House prices in Wales have seen their biggest decline since the 2009 financial crash, according to new figures.
The Principality Building Society said the average house price at the end of 2023 was £234,000 – down by 6% from a record high the year before.
Merthyr Tydfil saw the biggest drop with prices down by more than 20%.
Gwynedd, Anglesey, Cardiff and Caerphilly were the only areas where prices increased.
This is the fourth consecutive quarter that prices have fallen in Wales.
The figures have been released from Principality Building Society’s Wales House Price Index for October to December 2023, which demonstrates the rise and fall in house prices in each of the 22 local authorities in Wales.
House prices in Wales are now down 6% – or £15,000 – when compared to the same period the previous year when the peak price of £249,076 was recorded.
Despite this being the largest year-on-year decline of Wales’ average house price since the aftermath of the global financial crisis in 2009, house prices remain 25% higher than five years ago.
While two local authorities – Cardiff and Caerphilly – reported record high prices at £308,648 and £207,904 at the end of 2023, the figures revealed a “subdued market” with year-on-year price falls recorded in 18 of the 22 local authorities.
Six local authorities – Monmouthshire, Carmarthenshire, Blaenau Gwent, Torfaen, Denbighshire and Merthyr Tydfil – all experienced double digit price falls when compared to the same period the previous year, with Merthyr Tydfil reporting the largest fall of 21.2%.
Shaun Middleton, head of distribution at Principality Building Society, said: “The housing market in Wales has been through a difficult period.
“Given the continued squeeze on the cost of living alongside the higher cost of mortgages, as households came off much lower fixed rates, it is little wonder that some have forecast continuing price falls in 2024, followed by a recovery in 2025.”
He added there were “some positive signs”, such as lower inflation and an expectation that the Bank of England rate has now peaked at 5.25% and will fall during 2024.
“Indeed, financial markets are pricing in several rate cuts, bringing the Bank of England rate down to 4% later in the year,” he said.

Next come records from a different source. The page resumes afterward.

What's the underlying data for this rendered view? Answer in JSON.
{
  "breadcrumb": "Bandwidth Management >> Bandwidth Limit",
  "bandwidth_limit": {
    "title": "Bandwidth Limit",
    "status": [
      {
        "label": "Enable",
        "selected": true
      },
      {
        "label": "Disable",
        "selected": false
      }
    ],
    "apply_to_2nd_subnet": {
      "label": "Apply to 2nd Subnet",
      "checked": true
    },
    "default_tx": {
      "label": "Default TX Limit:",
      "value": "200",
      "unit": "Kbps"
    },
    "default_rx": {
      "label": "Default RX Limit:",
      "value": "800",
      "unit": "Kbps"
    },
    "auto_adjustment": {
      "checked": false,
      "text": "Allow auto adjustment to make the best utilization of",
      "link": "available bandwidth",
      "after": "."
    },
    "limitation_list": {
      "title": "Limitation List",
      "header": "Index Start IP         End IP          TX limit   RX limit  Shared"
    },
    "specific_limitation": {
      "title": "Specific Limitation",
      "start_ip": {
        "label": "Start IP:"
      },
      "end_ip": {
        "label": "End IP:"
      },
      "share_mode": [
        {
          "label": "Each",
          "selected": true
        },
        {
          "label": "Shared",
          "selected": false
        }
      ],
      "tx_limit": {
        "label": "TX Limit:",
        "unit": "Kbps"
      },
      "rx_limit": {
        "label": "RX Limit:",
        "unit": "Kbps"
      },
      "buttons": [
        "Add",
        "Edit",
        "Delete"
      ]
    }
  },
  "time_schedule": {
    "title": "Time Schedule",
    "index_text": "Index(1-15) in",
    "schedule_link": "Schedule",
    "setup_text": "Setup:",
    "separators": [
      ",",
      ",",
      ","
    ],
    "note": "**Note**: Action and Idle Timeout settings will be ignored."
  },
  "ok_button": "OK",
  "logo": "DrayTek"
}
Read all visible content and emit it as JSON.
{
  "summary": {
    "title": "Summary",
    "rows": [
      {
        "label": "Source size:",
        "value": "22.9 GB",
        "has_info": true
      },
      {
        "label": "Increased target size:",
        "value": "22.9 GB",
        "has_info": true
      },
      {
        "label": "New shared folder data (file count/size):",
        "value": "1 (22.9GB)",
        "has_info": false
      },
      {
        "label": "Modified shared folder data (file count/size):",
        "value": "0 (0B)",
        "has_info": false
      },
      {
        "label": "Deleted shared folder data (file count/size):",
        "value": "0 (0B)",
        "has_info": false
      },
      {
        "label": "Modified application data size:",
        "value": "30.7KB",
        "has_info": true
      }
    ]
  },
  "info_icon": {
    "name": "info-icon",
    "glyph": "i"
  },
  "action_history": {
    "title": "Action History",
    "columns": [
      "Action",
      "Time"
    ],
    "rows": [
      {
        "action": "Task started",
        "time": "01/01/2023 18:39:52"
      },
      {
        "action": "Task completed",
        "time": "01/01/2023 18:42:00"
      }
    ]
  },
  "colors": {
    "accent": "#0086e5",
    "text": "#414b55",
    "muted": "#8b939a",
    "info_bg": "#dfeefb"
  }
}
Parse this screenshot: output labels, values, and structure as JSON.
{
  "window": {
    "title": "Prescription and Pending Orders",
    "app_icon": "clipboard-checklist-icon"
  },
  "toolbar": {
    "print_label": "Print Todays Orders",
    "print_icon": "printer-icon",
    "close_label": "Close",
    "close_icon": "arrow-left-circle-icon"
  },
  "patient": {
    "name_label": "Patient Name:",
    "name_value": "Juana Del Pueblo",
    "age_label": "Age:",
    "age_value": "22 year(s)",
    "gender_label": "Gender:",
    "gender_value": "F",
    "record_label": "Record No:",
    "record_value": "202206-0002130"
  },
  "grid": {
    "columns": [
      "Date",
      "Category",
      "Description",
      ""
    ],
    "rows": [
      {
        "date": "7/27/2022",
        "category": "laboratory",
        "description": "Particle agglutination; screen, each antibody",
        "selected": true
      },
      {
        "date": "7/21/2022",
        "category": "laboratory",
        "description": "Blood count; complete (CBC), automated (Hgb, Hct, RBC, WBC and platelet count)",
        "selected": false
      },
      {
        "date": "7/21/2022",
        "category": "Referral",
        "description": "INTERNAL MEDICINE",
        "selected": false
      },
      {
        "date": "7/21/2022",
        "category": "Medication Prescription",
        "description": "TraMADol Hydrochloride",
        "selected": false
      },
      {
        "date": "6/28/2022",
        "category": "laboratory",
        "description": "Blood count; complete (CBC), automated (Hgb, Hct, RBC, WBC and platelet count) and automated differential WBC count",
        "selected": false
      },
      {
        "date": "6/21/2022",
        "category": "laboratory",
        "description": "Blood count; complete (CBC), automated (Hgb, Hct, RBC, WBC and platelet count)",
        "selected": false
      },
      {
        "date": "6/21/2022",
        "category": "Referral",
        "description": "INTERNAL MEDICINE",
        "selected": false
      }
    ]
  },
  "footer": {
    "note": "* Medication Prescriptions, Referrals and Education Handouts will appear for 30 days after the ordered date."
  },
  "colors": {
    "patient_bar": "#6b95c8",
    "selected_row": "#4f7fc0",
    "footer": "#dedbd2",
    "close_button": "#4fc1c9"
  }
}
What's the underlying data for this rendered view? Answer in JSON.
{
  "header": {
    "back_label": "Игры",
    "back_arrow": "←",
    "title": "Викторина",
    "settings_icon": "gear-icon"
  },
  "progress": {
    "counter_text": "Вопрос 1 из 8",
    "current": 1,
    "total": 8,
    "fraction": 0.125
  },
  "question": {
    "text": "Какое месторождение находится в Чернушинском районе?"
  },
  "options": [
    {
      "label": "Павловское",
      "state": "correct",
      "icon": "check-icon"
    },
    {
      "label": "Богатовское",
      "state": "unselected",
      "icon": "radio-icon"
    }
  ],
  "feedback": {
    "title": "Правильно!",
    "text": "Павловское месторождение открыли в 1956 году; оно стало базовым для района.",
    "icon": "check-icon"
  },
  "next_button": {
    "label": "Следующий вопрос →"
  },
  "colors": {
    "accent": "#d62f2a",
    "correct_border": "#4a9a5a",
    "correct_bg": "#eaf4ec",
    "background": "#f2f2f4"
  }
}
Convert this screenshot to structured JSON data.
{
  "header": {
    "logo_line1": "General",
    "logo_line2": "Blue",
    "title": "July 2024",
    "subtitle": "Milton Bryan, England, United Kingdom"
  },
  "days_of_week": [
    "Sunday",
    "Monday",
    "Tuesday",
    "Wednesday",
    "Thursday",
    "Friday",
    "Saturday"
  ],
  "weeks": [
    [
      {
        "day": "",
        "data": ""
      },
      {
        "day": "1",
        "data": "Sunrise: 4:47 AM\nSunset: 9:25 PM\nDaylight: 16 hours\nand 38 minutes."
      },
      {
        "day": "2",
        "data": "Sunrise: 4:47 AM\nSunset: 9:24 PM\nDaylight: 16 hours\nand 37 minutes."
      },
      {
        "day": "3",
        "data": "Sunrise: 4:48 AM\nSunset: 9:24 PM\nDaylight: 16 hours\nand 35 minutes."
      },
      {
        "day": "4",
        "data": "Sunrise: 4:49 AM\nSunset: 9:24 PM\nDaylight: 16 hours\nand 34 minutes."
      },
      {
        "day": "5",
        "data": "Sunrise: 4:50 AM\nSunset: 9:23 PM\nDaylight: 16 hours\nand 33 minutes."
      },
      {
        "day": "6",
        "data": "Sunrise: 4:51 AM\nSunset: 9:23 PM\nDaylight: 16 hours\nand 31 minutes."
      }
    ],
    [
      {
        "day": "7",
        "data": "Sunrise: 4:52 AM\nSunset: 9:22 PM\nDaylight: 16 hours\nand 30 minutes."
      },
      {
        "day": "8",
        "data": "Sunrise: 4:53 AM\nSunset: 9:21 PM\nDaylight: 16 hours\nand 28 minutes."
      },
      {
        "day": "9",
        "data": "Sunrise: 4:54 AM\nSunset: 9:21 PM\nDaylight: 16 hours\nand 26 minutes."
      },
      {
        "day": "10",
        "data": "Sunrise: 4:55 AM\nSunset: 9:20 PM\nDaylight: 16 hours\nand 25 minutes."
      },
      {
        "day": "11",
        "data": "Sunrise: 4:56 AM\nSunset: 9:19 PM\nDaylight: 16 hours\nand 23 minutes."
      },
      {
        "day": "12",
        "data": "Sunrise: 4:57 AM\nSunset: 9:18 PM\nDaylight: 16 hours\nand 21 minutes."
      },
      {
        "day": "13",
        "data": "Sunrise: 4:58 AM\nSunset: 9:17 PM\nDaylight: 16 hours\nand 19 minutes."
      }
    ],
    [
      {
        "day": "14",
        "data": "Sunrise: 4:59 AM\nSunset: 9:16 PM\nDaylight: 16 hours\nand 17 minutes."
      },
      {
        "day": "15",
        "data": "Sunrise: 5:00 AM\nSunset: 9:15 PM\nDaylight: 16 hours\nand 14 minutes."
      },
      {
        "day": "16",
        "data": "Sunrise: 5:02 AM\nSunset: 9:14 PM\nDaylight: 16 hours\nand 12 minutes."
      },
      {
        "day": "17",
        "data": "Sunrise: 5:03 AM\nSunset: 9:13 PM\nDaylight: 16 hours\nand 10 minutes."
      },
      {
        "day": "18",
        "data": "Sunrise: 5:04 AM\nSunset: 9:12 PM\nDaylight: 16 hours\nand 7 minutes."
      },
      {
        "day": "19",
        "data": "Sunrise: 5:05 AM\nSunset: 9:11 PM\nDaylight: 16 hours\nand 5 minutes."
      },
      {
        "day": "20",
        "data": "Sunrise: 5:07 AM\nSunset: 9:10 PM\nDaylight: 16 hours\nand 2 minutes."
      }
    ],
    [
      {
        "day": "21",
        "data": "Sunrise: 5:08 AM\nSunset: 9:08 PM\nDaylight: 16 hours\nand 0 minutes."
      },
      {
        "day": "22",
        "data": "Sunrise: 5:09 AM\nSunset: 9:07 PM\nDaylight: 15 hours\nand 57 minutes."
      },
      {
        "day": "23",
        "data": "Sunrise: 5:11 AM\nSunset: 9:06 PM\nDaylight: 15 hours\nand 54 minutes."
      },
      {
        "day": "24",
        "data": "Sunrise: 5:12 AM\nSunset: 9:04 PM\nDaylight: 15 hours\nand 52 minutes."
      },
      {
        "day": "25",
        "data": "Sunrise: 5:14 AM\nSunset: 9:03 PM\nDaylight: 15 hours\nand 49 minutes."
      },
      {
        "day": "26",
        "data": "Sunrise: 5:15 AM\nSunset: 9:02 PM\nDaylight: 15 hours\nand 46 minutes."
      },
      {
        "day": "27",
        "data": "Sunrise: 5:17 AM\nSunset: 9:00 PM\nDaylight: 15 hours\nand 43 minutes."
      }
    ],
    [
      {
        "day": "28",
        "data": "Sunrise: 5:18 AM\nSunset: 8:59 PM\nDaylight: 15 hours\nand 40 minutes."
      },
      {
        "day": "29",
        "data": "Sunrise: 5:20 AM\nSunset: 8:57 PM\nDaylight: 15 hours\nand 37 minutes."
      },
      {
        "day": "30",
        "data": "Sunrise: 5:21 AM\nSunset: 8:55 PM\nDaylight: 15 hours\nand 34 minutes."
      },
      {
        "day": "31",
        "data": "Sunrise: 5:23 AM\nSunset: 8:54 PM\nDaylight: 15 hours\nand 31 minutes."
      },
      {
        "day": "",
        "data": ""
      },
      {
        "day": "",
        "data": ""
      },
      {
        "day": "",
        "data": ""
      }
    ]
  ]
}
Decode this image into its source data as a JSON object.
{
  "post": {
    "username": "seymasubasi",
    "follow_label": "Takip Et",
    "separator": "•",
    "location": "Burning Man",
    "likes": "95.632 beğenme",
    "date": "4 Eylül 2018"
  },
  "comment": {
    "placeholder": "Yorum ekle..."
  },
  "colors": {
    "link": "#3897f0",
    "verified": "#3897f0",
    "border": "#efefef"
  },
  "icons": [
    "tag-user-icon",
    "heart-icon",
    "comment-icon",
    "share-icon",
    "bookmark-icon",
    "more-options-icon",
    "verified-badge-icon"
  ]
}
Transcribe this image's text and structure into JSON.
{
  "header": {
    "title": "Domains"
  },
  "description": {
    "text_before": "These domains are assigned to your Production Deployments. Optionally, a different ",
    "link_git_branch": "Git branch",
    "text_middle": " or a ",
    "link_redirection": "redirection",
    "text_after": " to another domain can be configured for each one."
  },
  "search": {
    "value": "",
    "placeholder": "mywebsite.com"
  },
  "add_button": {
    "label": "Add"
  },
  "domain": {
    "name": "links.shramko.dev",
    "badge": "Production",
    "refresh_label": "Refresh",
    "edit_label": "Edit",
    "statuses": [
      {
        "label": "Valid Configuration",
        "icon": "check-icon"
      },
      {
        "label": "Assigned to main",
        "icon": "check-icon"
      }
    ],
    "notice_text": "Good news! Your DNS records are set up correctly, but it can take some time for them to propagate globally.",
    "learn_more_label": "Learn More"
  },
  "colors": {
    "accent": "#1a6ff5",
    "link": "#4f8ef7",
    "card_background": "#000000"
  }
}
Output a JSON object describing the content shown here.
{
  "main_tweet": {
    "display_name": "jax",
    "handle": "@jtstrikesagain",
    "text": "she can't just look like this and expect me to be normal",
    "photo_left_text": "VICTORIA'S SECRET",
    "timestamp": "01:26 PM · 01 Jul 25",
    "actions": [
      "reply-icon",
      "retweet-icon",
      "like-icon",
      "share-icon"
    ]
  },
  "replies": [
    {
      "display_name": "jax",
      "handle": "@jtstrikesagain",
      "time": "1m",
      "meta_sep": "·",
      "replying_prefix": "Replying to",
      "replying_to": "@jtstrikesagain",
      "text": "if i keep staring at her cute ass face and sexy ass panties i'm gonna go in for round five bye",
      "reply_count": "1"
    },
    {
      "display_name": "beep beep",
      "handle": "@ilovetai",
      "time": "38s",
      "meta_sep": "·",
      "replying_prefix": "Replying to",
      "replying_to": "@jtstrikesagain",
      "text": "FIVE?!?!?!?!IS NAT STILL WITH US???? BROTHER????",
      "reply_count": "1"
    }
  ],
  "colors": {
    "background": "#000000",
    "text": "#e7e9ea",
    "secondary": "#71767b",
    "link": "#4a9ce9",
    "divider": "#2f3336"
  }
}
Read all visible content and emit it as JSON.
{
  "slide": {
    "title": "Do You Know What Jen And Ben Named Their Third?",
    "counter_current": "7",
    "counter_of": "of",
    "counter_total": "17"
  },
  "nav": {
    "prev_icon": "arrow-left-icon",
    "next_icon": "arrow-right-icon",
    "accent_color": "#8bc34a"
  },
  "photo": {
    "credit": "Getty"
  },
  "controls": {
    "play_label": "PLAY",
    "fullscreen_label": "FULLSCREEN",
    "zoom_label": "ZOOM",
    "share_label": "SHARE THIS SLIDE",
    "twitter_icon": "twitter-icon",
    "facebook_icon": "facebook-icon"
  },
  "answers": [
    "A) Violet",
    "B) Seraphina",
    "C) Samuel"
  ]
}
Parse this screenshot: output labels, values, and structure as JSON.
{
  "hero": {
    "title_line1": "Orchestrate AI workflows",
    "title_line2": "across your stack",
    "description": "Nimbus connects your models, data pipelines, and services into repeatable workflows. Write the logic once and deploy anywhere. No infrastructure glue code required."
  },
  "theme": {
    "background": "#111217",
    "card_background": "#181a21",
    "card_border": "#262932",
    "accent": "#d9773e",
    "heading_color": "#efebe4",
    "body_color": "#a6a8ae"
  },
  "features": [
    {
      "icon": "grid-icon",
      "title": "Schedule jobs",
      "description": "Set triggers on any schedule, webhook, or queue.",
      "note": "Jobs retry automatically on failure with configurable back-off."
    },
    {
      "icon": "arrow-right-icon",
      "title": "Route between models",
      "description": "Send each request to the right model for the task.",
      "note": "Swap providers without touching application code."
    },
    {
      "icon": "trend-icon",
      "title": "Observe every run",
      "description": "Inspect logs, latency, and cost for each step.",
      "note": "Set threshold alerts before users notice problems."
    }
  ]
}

“Mortgage markets have already moved, with lenders cutting rates quite significantly as competition intensifies, and we might expect that to continue.”